A tsunami advisory has been put in place on parts of the West Coast after a volcanic eruption in Pacific Ocean.
The advisory affects the coastline of California, Oregon and Washington state, as well as parts of Hawaii, south Alaska and the Aleutian islands.
The Pacific Island nation of Tonga has been under a tsunami warning since the undersea Hunga Tonga Hunga Ha’apai volcano began erupting Saturday morning.
While there are "no tsunami observations are available to report" on the West Coast or in Alaska currently, the U.S. Tsunami Warning System will continue to update every 30 minutes. In Hawaii, "some impacts" are expected.
"Tsunami waves that can be a hazard to swimmers and boaters as well as to persons near the shore at beaches and in harbors and marinas are now affecting the state of Hawaii," said the National Tsunami Warning Center in an alert, noting that the "hazard could continue for several hours."
What are the signs of a tsunami?
While the signs of a tsunami can vary, there are a few things to watch out for. The National Tsunami Warning Center advises paying attention to your surroundings and keeping an eye out for sudden changes, including the following:
- A rapidly receding or receded shoreline
- Unusual waves and sounds
- Strong currents
A tsunami may also appear as water moving rapidly out to sea, as a gentle rising tide with no breaking wave, as a series of breaking waves or as a frothy wall of water, according to the center. Feelings of an earthquake can also precede a tsunami.
What should I do during a tsunami advisory?
According to the National Tsunami Warning Center, there are some simple things anyone under a tsunami advisory can do to reduce the risk to human life and property.
The first thing the center recommends is moving away from water, including harbors, marinas, breakwaters, bays and inlets. Be sure to stay off the beach.
It's also important to stay aware of your surroundings: Keep an eye out for instructions from local emergency officials, who may have more detailed or specific information, and if you feel a strong earthquake or extended ground rolling, move inland and uphill as quickly as possible.
Anyone currently at sea during a tsunami advisory should avoid entering shallow water.
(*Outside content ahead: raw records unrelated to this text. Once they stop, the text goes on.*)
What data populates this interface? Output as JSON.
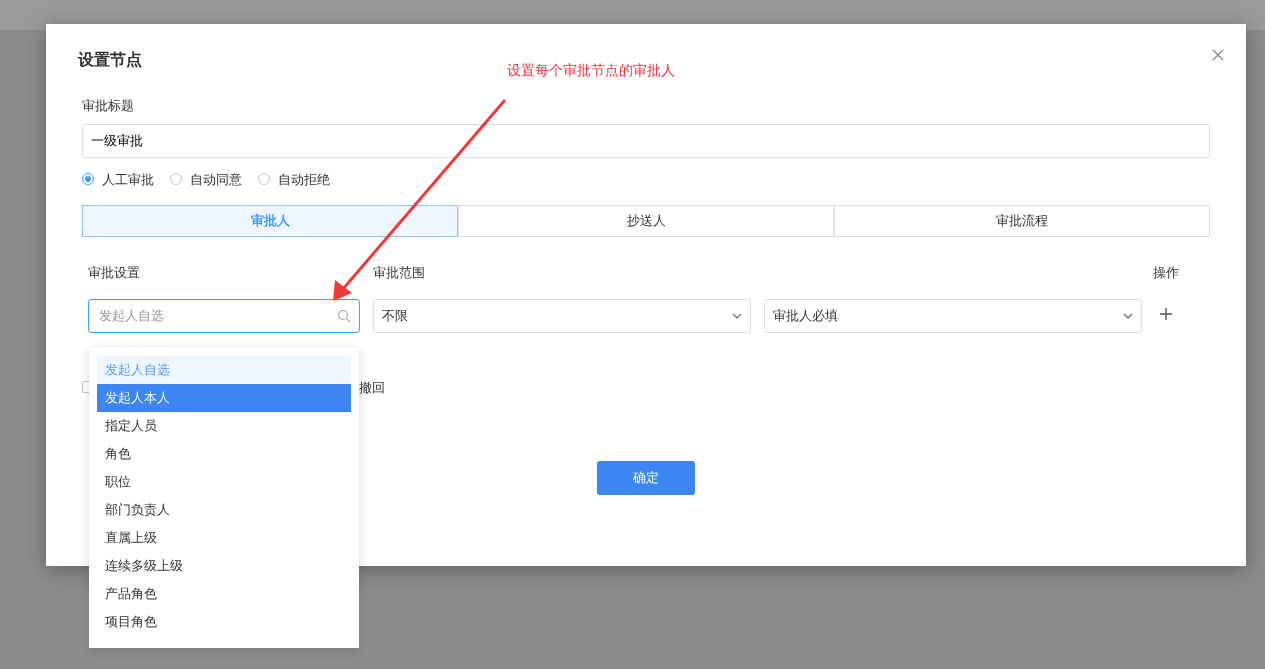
{
  "dialog": {
    "title": "设置节点"
  },
  "annotation": {
    "text": "设置每个审批节点的审批人"
  },
  "title_field": {
    "label": "审批标题",
    "value": "一级审批"
  },
  "approval_modes": [
    {
      "label": "人工审批",
      "selected": true
    },
    {
      "label": "自动同意",
      "selected": false
    },
    {
      "label": "自动拒绝",
      "selected": false
    }
  ],
  "tabs": [
    {
      "label": "审批人",
      "selected": true
    },
    {
      "label": "抄送人",
      "selected": false
    },
    {
      "label": "审批流程",
      "selected": false
    }
  ],
  "columns": [
    "审批设置",
    "审批范围",
    "操作"
  ],
  "rule_row": {
    "setting": {
      "placeholder": "发起人自选"
    },
    "scope": "不限",
    "requirement": "审批人必填"
  },
  "dropdown_options": [
    {
      "label": "发起人自选",
      "selected": true,
      "hovered": false
    },
    {
      "label": "发起人本人",
      "selected": false,
      "hovered": true
    },
    {
      "label": "指定人员",
      "selected": false,
      "hovered": false
    },
    {
      "label": "角色",
      "selected": false,
      "hovered": false
    },
    {
      "label": "职位",
      "selected": false,
      "hovered": false
    },
    {
      "label": "部门负责人",
      "selected": false,
      "hovered": false
    },
    {
      "label": "直属上级",
      "selected": false,
      "hovered": false
    },
    {
      "label": "连续多级上级",
      "selected": false,
      "hovered": false
    },
    {
      "label": "产品角色",
      "selected": false,
      "hovered": false
    },
    {
      "label": "项目角色",
      "selected": false,
      "hovered": false
    }
  ],
  "withdraw_option": {
    "label": "撤回",
    "checked": false
  },
  "confirm_button": "确定"
}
While the impact of a tsunami can vary, strong waves and currents can drown or injure people in the water or close to shore. Currents in unexpected places, like at harbors or in bays, may be especially dangerous. Waves can last between five and 45 minutes, according to the National Tsunami Warning Center, and coasts in all directions may be threatened because of the movement of the water.